Task inputs =>
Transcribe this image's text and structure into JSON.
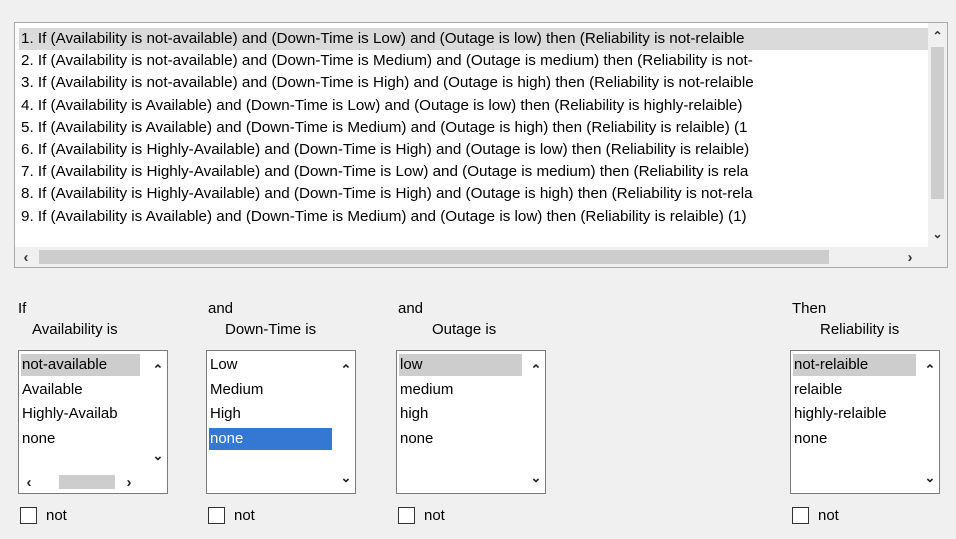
{
  "rules": [
    "1. If (Availability is not-available) and (Down-Time is Low) and (Outage is low) then (Reliability is not-relaible",
    "2. If (Availability is not-available) and (Down-Time is Medium) and (Outage is medium) then (Reliability is not-",
    "3. If (Availability is not-available) and (Down-Time is High) and (Outage is high) then (Reliability is not-relaible",
    "4. If (Availability is Available) and (Down-Time is Low) and (Outage is low) then (Reliability is highly-relaible)",
    "5. If (Availability is Available) and (Down-Time is Medium) and (Outage is high) then (Reliability is relaible) (1",
    "6. If (Availability is Highly-Available) and (Down-Time is High) and (Outage is low) then (Reliability is relaible)",
    "7. If (Availability is Highly-Available) and (Down-Time is Low) and (Outage is medium) then (Reliability is rela",
    "8. If (Availability is Highly-Available) and (Down-Time is High) and (Outage is high) then (Reliability is not-rela",
    "9. If (Availability is Available) and (Down-Time is Medium) and (Outage is low) then (Reliability is relaible) (1)"
  ],
  "selected_rule_index": 0,
  "icons": {
    "scroll_up": "chevron-up-icon",
    "scroll_down": "chevron-down-icon",
    "scroll_left": "chevron-left-icon",
    "scroll_right": "chevron-right-icon"
  },
  "columns": {
    "availability": {
      "connector": "If",
      "label": "Availability is",
      "items": [
        "not-available",
        "Available",
        "Highly-Availab",
        "none"
      ],
      "selected": "not-available",
      "not_label": "not"
    },
    "downtime": {
      "connector": "and",
      "label": "Down-Time is",
      "items": [
        "Low",
        "Medium",
        "High",
        "none"
      ],
      "selected": "none",
      "not_label": "not"
    },
    "outage": {
      "connector": "and",
      "label": "Outage is",
      "items": [
        "low",
        "medium",
        "high",
        "none"
      ],
      "selected": "low",
      "not_label": "not"
    },
    "reliability": {
      "connector": "Then",
      "label": "Reliability is",
      "items": [
        "not-relaible",
        "relaible",
        "highly-relaible",
        "none"
      ],
      "selected": "not-relaible",
      "not_label": "not"
    }
  },
  "colors": {
    "selection_blue": "#3478d4",
    "selection_gray": "#cdcdcd",
    "background": "#f0f0f0"
  }
}
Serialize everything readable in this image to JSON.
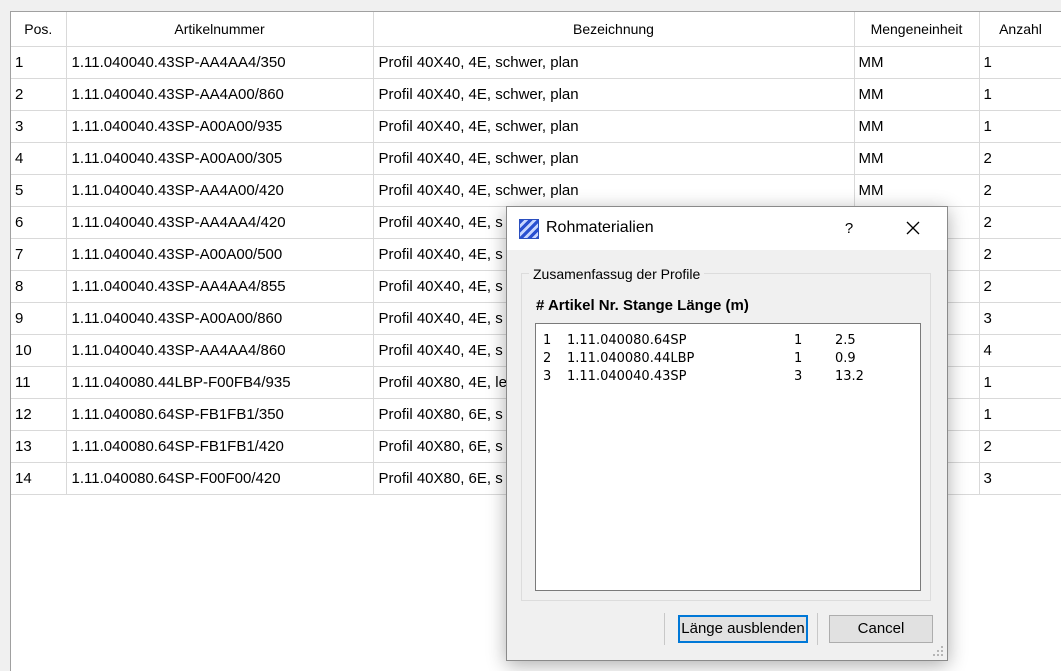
{
  "table": {
    "columns": [
      "Pos.",
      "Artikelnummer",
      "Bezeichnung",
      "Mengeneinheit",
      "Anzahl"
    ],
    "rows": [
      {
        "pos": "1",
        "artikelnummer": "1.11.040040.43SP-AA4AA4/350",
        "bezeichnung": "Profil 40X40, 4E, schwer, plan",
        "einheit": "MM",
        "anzahl": "1"
      },
      {
        "pos": "2",
        "artikelnummer": "1.11.040040.43SP-AA4A00/860",
        "bezeichnung": "Profil 40X40, 4E, schwer, plan",
        "einheit": "MM",
        "anzahl": "1"
      },
      {
        "pos": "3",
        "artikelnummer": "1.11.040040.43SP-A00A00/935",
        "bezeichnung": "Profil 40X40, 4E, schwer, plan",
        "einheit": "MM",
        "anzahl": "1"
      },
      {
        "pos": "4",
        "artikelnummer": "1.11.040040.43SP-A00A00/305",
        "bezeichnung": "Profil 40X40, 4E, schwer, plan",
        "einheit": "MM",
        "anzahl": "2"
      },
      {
        "pos": "5",
        "artikelnummer": "1.11.040040.43SP-AA4A00/420",
        "bezeichnung": "Profil 40X40, 4E, schwer, plan",
        "einheit": "MM",
        "anzahl": "2"
      },
      {
        "pos": "6",
        "artikelnummer": "1.11.040040.43SP-AA4AA4/420",
        "bezeichnung": "Profil 40X40, 4E, s",
        "einheit": "",
        "anzahl": "2"
      },
      {
        "pos": "7",
        "artikelnummer": "1.11.040040.43SP-A00A00/500",
        "bezeichnung": "Profil 40X40, 4E, s",
        "einheit": "",
        "anzahl": "2"
      },
      {
        "pos": "8",
        "artikelnummer": "1.11.040040.43SP-AA4AA4/855",
        "bezeichnung": "Profil 40X40, 4E, s",
        "einheit": "",
        "anzahl": "2"
      },
      {
        "pos": "9",
        "artikelnummer": "1.11.040040.43SP-A00A00/860",
        "bezeichnung": "Profil 40X40, 4E, s",
        "einheit": "",
        "anzahl": "3"
      },
      {
        "pos": "10",
        "artikelnummer": "1.11.040040.43SP-AA4AA4/860",
        "bezeichnung": "Profil 40X40, 4E, s",
        "einheit": "",
        "anzahl": "4"
      },
      {
        "pos": "11",
        "artikelnummer": "1.11.040080.44LBP-F00FB4/935",
        "bezeichnung": "Profil 40X80, 4E, le",
        "einheit": "",
        "anzahl": "1"
      },
      {
        "pos": "12",
        "artikelnummer": "1.11.040080.64SP-FB1FB1/350",
        "bezeichnung": "Profil 40X80, 6E, s",
        "einheit": "",
        "anzahl": "1"
      },
      {
        "pos": "13",
        "artikelnummer": "1.11.040080.64SP-FB1FB1/420",
        "bezeichnung": "Profil 40X80, 6E, s",
        "einheit": "",
        "anzahl": "2"
      },
      {
        "pos": "14",
        "artikelnummer": "1.11.040080.64SP-F00F00/420",
        "bezeichnung": "Profil 40X80, 6E, s",
        "einheit": "",
        "anzahl": "3"
      }
    ]
  },
  "dialog": {
    "title": "Rohmaterialien",
    "help_label": "?",
    "group_title": "Zusamenfassug der Profile",
    "list_header": "# Artikel Nr. Stange Länge (m)",
    "items": [
      {
        "num": "1",
        "artikel": "1.11.040080.64SP",
        "stange": "1",
        "laenge": "2.5"
      },
      {
        "num": "2",
        "artikel": "1.11.040080.44LBP",
        "stange": "1",
        "laenge": "0.9"
      },
      {
        "num": "3",
        "artikel": "1.11.040040.43SP",
        "stange": "3",
        "laenge": "13.2"
      }
    ],
    "primary_button": "Länge ausblenden",
    "cancel_button": "Cancel"
  },
  "colors": {
    "accent_focus": "#0078d7",
    "grid_line": "#d9d9d9"
  }
}
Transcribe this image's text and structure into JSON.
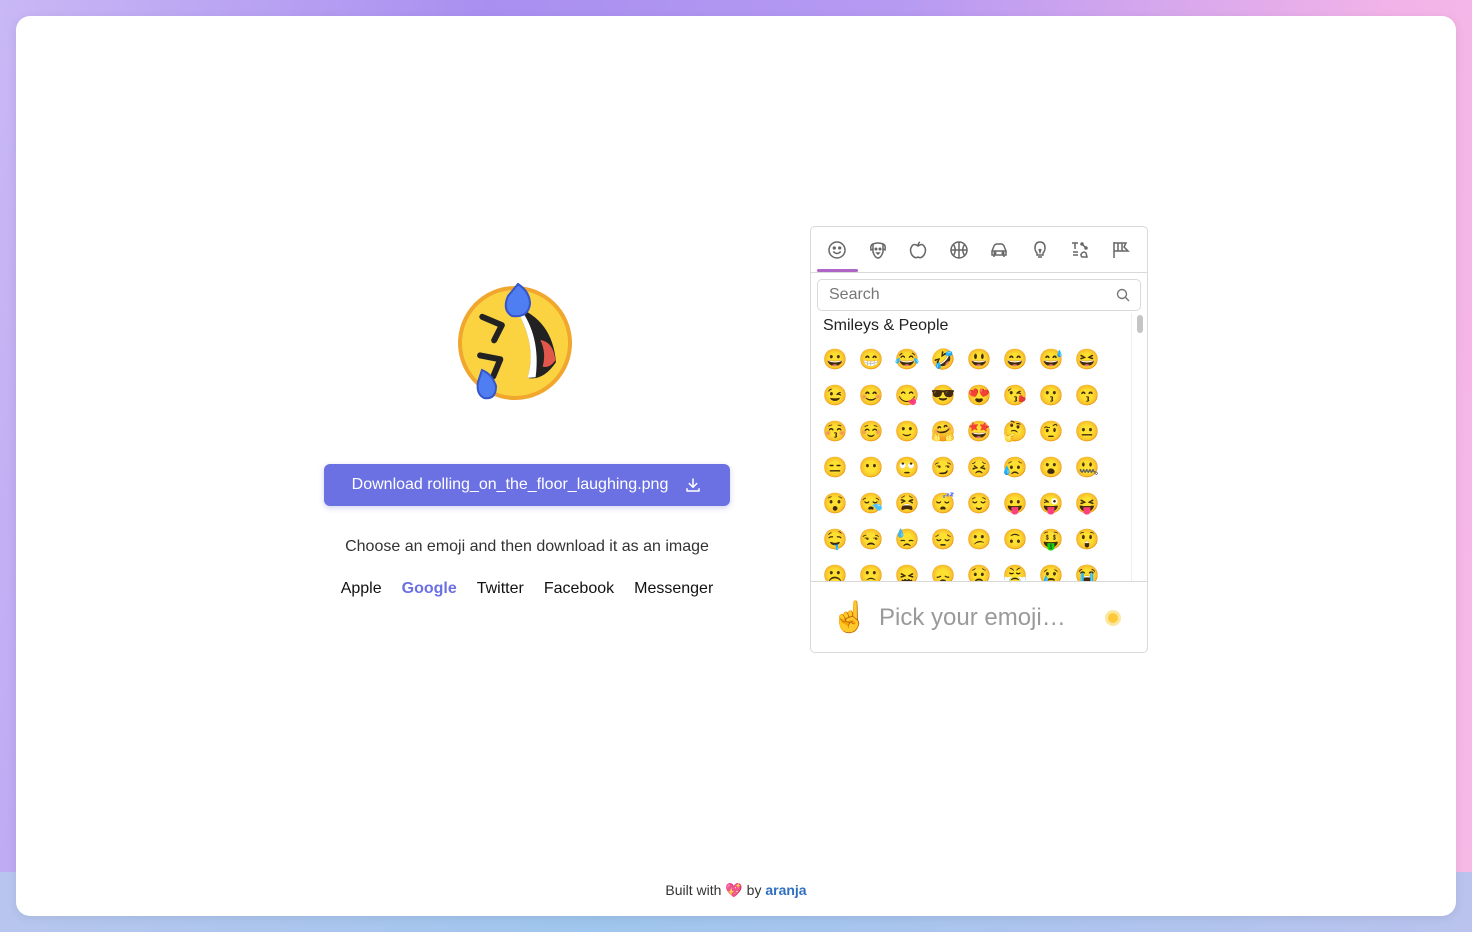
{
  "main": {
    "preview_emoji": "rolling_on_the_floor_laughing",
    "download_label": "Download rolling_on_the_floor_laughing.png",
    "subtitle": "Choose an emoji and then download it as an image",
    "vendors": [
      "Apple",
      "Google",
      "Twitter",
      "Facebook",
      "Messenger"
    ],
    "active_vendor": "Google",
    "accent_color": "#6b70e3"
  },
  "picker": {
    "categories": [
      "smileys-icon",
      "animals-icon",
      "food-icon",
      "activity-icon",
      "travel-icon",
      "objects-icon",
      "symbols-icon",
      "flags-icon"
    ],
    "active_category": "smileys-icon",
    "search_placeholder": "Search",
    "section_label": "Smileys & People",
    "emojis": [
      "😀",
      "😁",
      "😂",
      "🤣",
      "😃",
      "😄",
      "😅",
      "😆",
      "😉",
      "😊",
      "😋",
      "😎",
      "😍",
      "😘",
      "😗",
      "😙",
      "😚",
      "☺️",
      "🙂",
      "🤗",
      "🤩",
      "🤔",
      "🤨",
      "😐",
      "😑",
      "😶",
      "🙄",
      "😏",
      "😣",
      "😥",
      "😮",
      "🤐",
      "😯",
      "😪",
      "😫",
      "😴",
      "😌",
      "😛",
      "😜",
      "😝",
      "🤤",
      "😒",
      "😓",
      "😔",
      "😕",
      "🙃",
      "🤑",
      "😲",
      "☹️",
      "🙁",
      "😖",
      "😞",
      "😟",
      "😤",
      "😢",
      "😭"
    ],
    "preview_emoji": "☝️",
    "preview_text": "Pick your emoji…",
    "highlight_color": "#ae65c5"
  },
  "footer": {
    "prefix": "Built with",
    "heart": "💖",
    "by": "by",
    "author": "aranja"
  }
}
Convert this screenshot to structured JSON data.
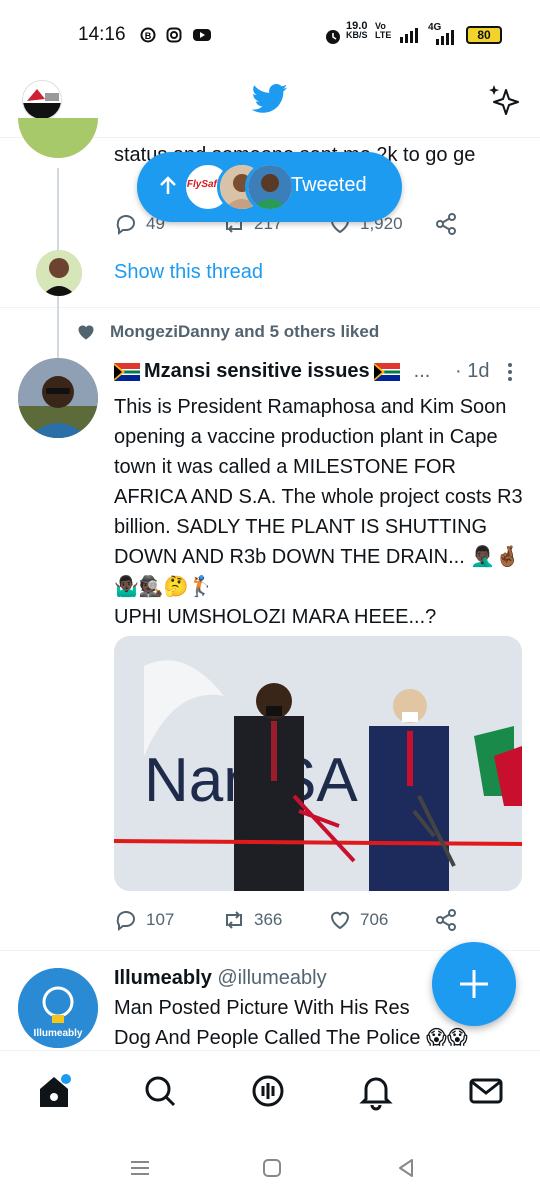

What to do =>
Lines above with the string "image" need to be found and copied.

Problem solution =>
Transcribe this image's text and structure into JSON.
Serialize everything readable in this image to JSON.
Transcribe this image's text and structure into JSON.
    "subtitle": "Choose an emoji and then download it as an image",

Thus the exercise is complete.